Parents are often called incarnations of God, creators and nourishers of life, embodiments of impartiality and love, etc- and for good reason too (Anybody who can bear babies' tantrums and unpredictable bowels deserves every word of praise the English language offers). Much is said about parents' virtues and their shortcomings. In general, parents are shown as being extremely loyal to their children in that a mother is supposed to dote as much on her rapist son as on her respected and upright son.

But in this process of beatifying parents, are we denying them sentiments natural to common judgement? In other words, are we justified in calling parents totally impartial? If you ask a parent with more than one child whether they hold one of their children in higher regard, you'd need Jonty's reflexes to duck under the flying vases. Their reply, ipso facto a no, is hardly ever objective. True, parents rebuke an erring child, but if all attempts fail, they are supposed to digest their faults with a bucket of salt and continue showering love on them.

Undeniably, some people in the world are better than others. A smart person is better than a fool. An intelligent person is better than a complete dud.
But if parents have two children- one bright, smart, and talented, and the other, an unskilled and naive moron, they refuse to acknowledge child 1's superiority. Acknowledging this is not tantamount to buying him an extra ice-cream, so parents needn't fight to bog down a silent realisation.

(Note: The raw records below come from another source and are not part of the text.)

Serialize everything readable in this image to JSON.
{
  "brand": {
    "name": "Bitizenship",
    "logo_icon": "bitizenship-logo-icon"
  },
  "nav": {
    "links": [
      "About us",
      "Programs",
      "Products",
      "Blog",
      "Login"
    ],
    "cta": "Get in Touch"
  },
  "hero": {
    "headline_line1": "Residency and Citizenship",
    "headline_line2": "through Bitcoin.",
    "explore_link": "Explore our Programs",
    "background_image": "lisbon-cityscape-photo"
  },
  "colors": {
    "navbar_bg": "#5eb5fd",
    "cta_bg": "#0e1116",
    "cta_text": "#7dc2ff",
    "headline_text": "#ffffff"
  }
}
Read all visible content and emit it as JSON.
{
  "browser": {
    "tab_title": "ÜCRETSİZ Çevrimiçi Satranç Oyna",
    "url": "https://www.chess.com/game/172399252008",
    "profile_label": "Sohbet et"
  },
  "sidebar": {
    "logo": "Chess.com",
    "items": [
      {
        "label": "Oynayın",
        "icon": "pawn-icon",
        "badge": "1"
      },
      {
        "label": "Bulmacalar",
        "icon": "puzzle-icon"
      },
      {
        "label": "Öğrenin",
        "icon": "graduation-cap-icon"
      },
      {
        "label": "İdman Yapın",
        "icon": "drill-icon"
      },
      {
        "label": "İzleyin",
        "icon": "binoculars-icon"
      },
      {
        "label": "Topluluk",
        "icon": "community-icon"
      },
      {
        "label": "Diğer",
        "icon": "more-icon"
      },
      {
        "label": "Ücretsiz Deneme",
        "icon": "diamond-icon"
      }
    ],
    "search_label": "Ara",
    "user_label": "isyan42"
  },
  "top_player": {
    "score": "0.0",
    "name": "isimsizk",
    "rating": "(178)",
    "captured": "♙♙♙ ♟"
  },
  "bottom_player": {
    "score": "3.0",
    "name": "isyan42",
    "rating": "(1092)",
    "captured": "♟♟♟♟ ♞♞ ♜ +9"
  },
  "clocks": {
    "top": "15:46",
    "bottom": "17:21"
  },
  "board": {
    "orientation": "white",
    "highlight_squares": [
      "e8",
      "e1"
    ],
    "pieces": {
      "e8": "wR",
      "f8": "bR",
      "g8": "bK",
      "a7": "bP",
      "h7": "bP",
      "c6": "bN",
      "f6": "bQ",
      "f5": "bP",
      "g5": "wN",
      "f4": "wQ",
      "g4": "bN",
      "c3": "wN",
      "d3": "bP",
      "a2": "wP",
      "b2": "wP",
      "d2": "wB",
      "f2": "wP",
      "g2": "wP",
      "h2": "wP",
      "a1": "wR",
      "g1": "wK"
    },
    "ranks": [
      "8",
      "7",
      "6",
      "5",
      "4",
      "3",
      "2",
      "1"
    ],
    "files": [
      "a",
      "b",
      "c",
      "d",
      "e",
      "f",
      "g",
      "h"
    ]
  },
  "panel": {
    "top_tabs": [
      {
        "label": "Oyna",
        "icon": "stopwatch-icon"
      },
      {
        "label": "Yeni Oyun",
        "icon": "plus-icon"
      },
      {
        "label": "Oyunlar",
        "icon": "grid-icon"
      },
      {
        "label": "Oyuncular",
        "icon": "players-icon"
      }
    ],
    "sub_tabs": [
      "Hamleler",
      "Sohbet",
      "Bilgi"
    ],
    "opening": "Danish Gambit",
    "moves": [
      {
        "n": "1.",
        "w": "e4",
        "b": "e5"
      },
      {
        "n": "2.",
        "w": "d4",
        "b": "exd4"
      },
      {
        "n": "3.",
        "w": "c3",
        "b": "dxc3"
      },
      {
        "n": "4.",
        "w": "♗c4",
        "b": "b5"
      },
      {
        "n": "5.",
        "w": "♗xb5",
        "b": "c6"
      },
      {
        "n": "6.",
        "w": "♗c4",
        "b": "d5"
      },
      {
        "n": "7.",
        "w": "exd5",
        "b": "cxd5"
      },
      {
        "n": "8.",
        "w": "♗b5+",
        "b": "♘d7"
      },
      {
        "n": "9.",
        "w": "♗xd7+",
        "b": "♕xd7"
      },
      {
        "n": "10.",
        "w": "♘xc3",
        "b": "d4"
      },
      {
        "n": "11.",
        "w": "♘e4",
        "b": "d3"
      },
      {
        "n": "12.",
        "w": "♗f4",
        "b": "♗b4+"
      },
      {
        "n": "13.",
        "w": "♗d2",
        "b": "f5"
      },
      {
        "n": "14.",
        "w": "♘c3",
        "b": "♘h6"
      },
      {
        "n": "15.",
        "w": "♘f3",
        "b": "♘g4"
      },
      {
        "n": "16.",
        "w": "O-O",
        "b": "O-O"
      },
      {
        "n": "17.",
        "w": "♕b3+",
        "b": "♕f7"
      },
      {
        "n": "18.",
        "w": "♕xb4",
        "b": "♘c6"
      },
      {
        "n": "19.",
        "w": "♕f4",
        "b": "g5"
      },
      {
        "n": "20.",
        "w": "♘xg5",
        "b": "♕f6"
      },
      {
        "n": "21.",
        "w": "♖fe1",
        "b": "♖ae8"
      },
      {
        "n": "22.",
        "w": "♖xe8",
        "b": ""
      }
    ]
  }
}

When we grow into mature adults with well-defined interests and whims, isn't it possible that our manner doesn't appeal to our parents. If my father is allowed to bitch about a random reckless 24-year old, why can't he inveigh freely against his reckless 24-year old son (assuming that the son becomes reckless after his parents' parvarish and sanskaar, so that Ekta's characters don't say hamari parvarish mein hi koi kami rahi hogi)? Though responsibility might bind parents during their child's childhood, what stops them from dislking a 20-year old adult? Is it the pressure of society that inhibits them from making their displeasure public, or is it that parents are endowed with a you-shall-never-hate your-child gene?

I'd love to get lie-detector tests done on parents and see how much of what I've is true. (At least some Hindi movies show parents disliking their children. Baghban was one; and haven't we heard meri kokh pe laalat hai some 3 dozen times?)

Disclaimer Part 2: If the author's parents read this article, he'd like them to rest assured that they will pass the test with flying colours.

Tuesday, September 06, 2005

INACTIVE

I shall be inactive for 2 reasons:

1. My HardDisk and RAM have been stolen.
2. My exams are going on.